For similar posts see Choosing a Builder


House And Land Packages – Are They A Good Idea?

You often see house and land packages advertised and they may have an attractive price . . . . . but are they a good idea?

Here are a few more things to think about:

  1. These sort of deals are popular with property investors who just want to get a new house built and get tenants in as quickly as possible. . . Wouldn’t you prefer to have the houses next door owned by occupiers who are going to be more likely to care about the appearance of the house and garden than a tenant who has little interest.
  2. It seems to me they are usually offered on the hard to sell and the least attractive blocks which is one reason why they are cheaper. Typical problems I have seen include:
        • On a major road
        • Poor orientation
        • Be an odd shape
        • Have access issues.
  3. They are often based on the smallest possible block that will fit the house.
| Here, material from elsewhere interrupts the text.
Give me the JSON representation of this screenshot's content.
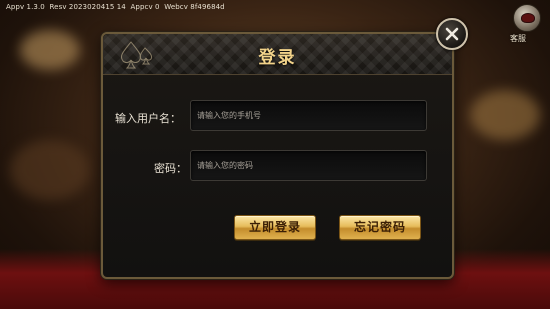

Often they will have the houses so close together they will look more like a terrace and the back yard will be minimal.

One of the Real Estate maximums is that the way to make money on a house is by buying the right house.

Make sure you don’t harm your chances of a good future sale by buying a bad House and Land Package.

Much more advice in the   anewhouse – Guide to Buying a Block   for only $2

For similar posts on buying land see the Blocks section


Country Or City

It’s not as simple as Country or City, there are a lot of areas in between.

In the country it can be sea change, tree change, a rural block, or in a small town.

In the city it can be inner suburb, existing outer suburb, or new subdivision.

To some extent it depends on your time of life.

Country Experiences

When we were younger we were happy living in a rural town.

Running kids to sport and going to social events etc was all fairly easy as everything was no more than 2 -3km from home.

I could cycle home for lunch in 10 minutes. We could even drive for 50km,or more, without seeing a traffic light.

A friend of mine lived out on a rural block because he said he knew what his teenage kids were up to because they relied on him for rides.

Even so he was still only or six minutes drive into town.

City Experiences

Since we passed 50 we see real advantages of living closer to the city.

Good public transport means we only need one car

As you get older the risk of having an illness needing a stay in a city hospital gets higher and how would we manage if living in the country.

We support a Melbourne based football team (the Mighty Saints) and try to get to most matches.

A 70km round trip from the suburbs is better than a 450 +km one which we did for a number of years.

Did you go for the country lifestyle?

See similar posts see Choosing a Block